Dataset excerpts:

----

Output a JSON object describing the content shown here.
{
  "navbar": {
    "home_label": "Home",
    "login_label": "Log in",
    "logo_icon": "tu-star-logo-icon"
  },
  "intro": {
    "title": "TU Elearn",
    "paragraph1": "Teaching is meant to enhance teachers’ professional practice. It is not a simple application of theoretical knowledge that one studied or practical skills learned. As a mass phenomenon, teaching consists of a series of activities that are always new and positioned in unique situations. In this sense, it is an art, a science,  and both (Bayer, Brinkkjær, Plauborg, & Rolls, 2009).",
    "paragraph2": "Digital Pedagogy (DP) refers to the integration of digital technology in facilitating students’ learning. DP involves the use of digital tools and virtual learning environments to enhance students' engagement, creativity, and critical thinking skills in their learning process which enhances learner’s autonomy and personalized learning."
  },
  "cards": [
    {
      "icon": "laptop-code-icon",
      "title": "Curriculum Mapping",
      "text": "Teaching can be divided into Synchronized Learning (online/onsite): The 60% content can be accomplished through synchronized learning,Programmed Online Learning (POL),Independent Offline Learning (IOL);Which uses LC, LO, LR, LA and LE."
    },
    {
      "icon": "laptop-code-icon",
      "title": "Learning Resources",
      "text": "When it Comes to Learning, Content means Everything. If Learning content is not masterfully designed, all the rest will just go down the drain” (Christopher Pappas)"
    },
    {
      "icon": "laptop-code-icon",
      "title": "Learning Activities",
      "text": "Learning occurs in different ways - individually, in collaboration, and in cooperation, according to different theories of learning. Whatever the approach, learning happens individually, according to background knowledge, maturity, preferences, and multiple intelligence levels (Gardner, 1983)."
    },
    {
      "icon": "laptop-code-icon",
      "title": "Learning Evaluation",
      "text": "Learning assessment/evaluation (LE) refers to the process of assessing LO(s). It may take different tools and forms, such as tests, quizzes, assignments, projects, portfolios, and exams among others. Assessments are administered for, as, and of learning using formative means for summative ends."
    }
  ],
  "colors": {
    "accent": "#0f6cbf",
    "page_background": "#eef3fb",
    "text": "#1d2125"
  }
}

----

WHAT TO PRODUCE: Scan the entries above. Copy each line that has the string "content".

ANSWER TO THE PROBLEM:
Output a JSON object describing the content shown here.
      "text": "Teaching can be divided into Synchronized Learning (online/onsite): The 60% content can be accomplished through synchronized learning,Programmed Online Learning (POL),Independent Offline Learning (IOL);Which uses LC, LO, LR, LA and LE."
      "text": "When it Comes to Learning, Content means Everything. If Learning content is not masterfully designed, all the rest will just go down the drain” (Christopher Pappas)"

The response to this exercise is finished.